A verbatim copy of the entries is the required answer.

## Source material

● ● ●

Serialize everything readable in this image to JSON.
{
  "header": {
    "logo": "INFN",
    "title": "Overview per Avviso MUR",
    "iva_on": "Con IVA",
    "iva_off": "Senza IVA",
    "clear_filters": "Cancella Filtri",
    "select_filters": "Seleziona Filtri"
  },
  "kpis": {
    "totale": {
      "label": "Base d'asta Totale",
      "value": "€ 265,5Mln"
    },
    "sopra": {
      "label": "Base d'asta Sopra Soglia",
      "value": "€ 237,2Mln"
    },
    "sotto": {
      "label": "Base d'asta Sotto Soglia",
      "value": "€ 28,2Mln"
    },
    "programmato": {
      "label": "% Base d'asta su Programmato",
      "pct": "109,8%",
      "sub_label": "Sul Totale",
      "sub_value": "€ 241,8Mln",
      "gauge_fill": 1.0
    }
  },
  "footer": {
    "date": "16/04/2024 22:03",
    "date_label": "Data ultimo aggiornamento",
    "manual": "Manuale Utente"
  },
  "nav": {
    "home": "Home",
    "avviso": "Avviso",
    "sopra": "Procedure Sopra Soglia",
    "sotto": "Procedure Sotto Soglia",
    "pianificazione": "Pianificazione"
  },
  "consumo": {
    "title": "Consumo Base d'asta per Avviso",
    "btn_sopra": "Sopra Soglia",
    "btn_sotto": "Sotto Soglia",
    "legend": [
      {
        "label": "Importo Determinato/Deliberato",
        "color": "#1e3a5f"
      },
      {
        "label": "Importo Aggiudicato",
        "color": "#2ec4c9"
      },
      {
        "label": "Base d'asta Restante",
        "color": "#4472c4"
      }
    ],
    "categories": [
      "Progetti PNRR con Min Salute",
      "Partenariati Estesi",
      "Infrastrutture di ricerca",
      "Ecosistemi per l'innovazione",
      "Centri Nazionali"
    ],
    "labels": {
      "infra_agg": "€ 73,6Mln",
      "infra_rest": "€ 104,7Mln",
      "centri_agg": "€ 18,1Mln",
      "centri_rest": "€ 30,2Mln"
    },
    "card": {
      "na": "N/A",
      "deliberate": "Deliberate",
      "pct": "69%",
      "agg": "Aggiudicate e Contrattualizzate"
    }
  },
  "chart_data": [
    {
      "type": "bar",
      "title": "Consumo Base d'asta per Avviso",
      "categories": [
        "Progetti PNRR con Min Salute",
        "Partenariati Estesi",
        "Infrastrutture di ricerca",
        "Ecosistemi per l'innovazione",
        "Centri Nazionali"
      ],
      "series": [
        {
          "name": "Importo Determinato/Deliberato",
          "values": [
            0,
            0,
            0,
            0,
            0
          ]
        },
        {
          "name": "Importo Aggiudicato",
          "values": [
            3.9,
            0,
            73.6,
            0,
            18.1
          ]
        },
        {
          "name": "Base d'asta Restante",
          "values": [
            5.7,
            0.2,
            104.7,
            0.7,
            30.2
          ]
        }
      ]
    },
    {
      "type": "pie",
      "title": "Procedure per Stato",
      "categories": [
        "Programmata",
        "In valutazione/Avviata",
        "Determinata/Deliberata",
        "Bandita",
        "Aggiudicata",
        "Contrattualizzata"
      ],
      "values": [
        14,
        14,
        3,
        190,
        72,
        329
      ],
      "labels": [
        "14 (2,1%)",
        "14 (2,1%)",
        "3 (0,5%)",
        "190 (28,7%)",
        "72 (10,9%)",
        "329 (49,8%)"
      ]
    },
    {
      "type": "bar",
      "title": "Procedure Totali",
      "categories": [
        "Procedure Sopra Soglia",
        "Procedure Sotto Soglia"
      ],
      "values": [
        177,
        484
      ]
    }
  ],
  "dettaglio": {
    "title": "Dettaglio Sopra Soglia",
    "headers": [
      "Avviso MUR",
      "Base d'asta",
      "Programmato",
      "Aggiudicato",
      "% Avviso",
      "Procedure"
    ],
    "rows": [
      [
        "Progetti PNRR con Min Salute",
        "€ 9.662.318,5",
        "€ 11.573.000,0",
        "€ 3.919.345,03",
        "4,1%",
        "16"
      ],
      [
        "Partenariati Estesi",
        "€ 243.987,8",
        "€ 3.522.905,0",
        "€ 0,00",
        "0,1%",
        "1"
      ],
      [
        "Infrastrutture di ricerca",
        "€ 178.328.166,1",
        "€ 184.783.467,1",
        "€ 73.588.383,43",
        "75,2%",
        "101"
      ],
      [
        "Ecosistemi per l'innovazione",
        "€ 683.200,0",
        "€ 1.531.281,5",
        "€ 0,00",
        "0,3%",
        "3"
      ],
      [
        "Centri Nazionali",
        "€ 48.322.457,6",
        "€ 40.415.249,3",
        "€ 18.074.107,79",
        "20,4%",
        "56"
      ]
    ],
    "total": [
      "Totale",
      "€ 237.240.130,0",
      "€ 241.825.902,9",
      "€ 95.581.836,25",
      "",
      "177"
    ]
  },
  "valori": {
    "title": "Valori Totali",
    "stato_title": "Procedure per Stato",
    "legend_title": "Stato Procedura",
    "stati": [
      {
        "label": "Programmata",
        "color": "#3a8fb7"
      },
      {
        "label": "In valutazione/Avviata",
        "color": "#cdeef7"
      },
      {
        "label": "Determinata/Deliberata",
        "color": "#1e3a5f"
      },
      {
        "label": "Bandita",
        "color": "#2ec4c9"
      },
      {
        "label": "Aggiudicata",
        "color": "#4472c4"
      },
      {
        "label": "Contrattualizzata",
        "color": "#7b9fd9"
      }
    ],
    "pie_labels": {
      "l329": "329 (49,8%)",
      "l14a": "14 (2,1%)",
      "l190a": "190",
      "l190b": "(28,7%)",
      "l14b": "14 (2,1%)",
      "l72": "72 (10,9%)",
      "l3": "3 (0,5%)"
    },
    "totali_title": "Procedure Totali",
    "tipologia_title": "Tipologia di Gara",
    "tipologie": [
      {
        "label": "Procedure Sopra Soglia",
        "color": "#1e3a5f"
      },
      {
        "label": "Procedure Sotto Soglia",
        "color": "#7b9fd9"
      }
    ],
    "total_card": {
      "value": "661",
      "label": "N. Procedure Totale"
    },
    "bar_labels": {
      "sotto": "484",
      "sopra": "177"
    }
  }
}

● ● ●

## Written answer
Serialize everything readable in this image to JSON.
{
  "header": {
    "logo": "INFN",
    "title": "Overview per Avviso MUR",
    "iva_on": "Con IVA",
    "iva_off": "Senza IVA",
    "clear_filters": "Cancella Filtri",
    "select_filters": "Seleziona Filtri"
  },
  "kpis": {
    "totale": {
      "label": "Base d'asta Totale",
      "value": "€ 265,5Mln"
    },
    "sopra": {
      "label": "Base d'asta Sopra Soglia",
      "value": "€ 237,2Mln"
    },
    "sotto": {
      "label": "Base d'asta Sotto Soglia",
      "value": "€ 28,2Mln"
    },
    "programmato": {
      "label": "% Base d'asta su Programmato",
      "pct": "109,8%",
      "sub_label": "Sul Totale",
      "sub_value": "€ 241,8Mln",
      "gauge_fill": 1.0
    }
  },
  "footer": {
    "date": "16/04/2024 22:03",
    "date_label": "Data ultimo aggiornamento",
    "manual": "Manuale Utente"
  },
  "nav": {
    "home": "Home",
    "avviso": "Avviso",
    "sopra": "Procedure Sopra Soglia",
    "sotto": "Procedure Sotto Soglia",
    "pianificazione": "Pianificazione"
  },
  "consumo": {
    "title": "Consumo Base d'asta per Avviso",
    "btn_sopra": "Sopra Soglia",
    "btn_sotto": "Sotto Soglia",
    "legend": [
      {
        "label": "Importo Determinato/Deliberato",
        "color": "#1e3a5f"
      },
      {
        "label": "Importo Aggiudicato",
        "color": "#2ec4c9"
      },
      {
        "label": "Base d'asta Restante",
        "color": "#4472c4"
      }
    ],
    "categories": [
      "Progetti PNRR con Min Salute",
      "Partenariati Estesi",
      "Infrastrutture di ricerca",
      "Ecosistemi per l'innovazione",
      "Centri Nazionali"
    ],
    "labels": {
      "infra_agg": "€ 73,6Mln",
      "infra_rest": "€ 104,7Mln",
      "centri_agg": "€ 18,1Mln",
      "centri_rest": "€ 30,2Mln"
    },
    "card": {
      "na": "N/A",
      "deliberate": "Deliberate",
      "pct": "69%",
      "agg": "Aggiudicate e Contrattualizzate"
    }
  },
  "chart_data": [
    {
      "type": "bar",
      "title": "Consumo Base d'asta per Avviso",
      "categories": [
        "Progetti PNRR con Min Salute",
        "Partenariati Estesi",
        "Infrastrutture di ricerca",
        "Ecosistemi per l'innovazione",
        "Centri Nazionali"
      ],
      "series": [
        {
          "name": "Importo Determinato/Deliberato",
          "values": [
            0,
            0,
            0,
            0,
            0
          ]
        },
        {
          "name": "Importo Aggiudicato",
          "values": [
            3.9,
            0,
            73.6,
            0,
            18.1
          ]
        },
        {
          "name": "Base d'asta Restante",
          "values": [
            5.7,
            0.2,
            104.7,
            0.7,
            30.2
          ]
        }
      ]
    },
    {
      "type": "pie",
      "title": "Procedure per Stato",
      "categories": [
        "Programmata",
        "In valutazione/Avviata",
        "Determinata/Deliberata",
        "Bandita",
        "Aggiudicata",
        "Contrattualizzata"
      ],
      "values": [
        14,
        14,
        3,
        190,
        72,
        329
      ],
      "labels": [
        "14 (2,1%)",
        "14 (2,1%)",
        "3 (0,5%)",
        "190 (28,7%)",
        "72 (10,9%)",
        "329 (49,8%)"
      ]
    },
    {
      "type": "bar",
      "title": "Procedure Totali",
      "categories": [
        "Procedure Sopra Soglia",
        "Procedure Sotto Soglia"
      ],
      "values": [
        177,
        484
      ]
    }
  ],
  "dettaglio": {
    "title": "Dettaglio Sopra Soglia",
    "headers": [
      "Avviso MUR",
      "Base d'asta",
      "Programmato",
      "Aggiudicato",
      "% Avviso",
      "Procedure"
    ],
    "rows": [
      [
        "Progetti PNRR con Min Salute",
        "€ 9.662.318,5",
        "€ 11.573.000,0",
        "€ 3.919.345,03",
        "4,1%",
        "16"
      ],
      [
        "Partenariati Estesi",
        "€ 243.987,8",
        "€ 3.522.905,0",
        "€ 0,00",
        "0,1%",
        "1"
      ],
      [
        "Infrastrutture di ricerca",
        "€ 178.328.166,1",
        "€ 184.783.467,1",
        "€ 73.588.383,43",
        "75,2%",
        "101"
      ],
      [
        "Ecosistemi per l'innovazione",
        "€ 683.200,0",
        "€ 1.531.281,5",
        "€ 0,00",
        "0,3%",
        "3"
      ],
      [
        "Centri Nazionali",
        "€ 48.322.457,6",
        "€ 40.415.249,3",
        "€ 18.074.107,79",
        "20,4%",
        "56"
      ]
    ],
    "total": [
      "Totale",
      "€ 237.240.130,0",
      "€ 241.825.902,9",
      "€ 95.581.836,25",
      "",
      "177"
    ]
  },
  "valori": {
    "title": "Valori Totali",
    "stato_title": "Procedure per Stato",
    "legend_title": "Stato Procedura",
    "stati": [
      {
        "label": "Programmata",
        "color": "#3a8fb7"
      },
      {
        "label": "In valutazione/Avviata",
        "color": "#cdeef7"
      },
      {
        "label": "Determinata/Deliberata",
        "color": "#1e3a5f"
      },
      {
        "label": "Bandita",
        "color": "#2ec4c9"
      },
      {
        "label": "Aggiudicata",
        "color": "#4472c4"
      },
      {
        "label": "Contrattualizzata",
        "color": "#7b9fd9"
      }
    ],
    "pie_labels": {
      "l329": "329 (49,8%)",
      "l14a": "14 (2,1%)",
      "l190a": "190",
      "l190b": "(28,7%)",
      "l14b": "14 (2,1%)",
      "l72": "72 (10,9%)",
      "l3": "3 (0,5%)"
    },
    "totali_title": "Procedure Totali",
    "tipologia_title": "Tipologia di Gara",
    "tipologie": [
      {
        "label": "Procedure Sopra Soglia",
        "color": "#1e3a5f"
      },
      {
        "label": "Procedure Sotto Soglia",
        "color": "#7b9fd9"
      }
    ],
    "total_card": {
      "value": "661",
      "label": "N. Procedure Totale"
    },
    "bar_labels": {
      "sotto": "484",
      "sopra": "177"
    }
  }
}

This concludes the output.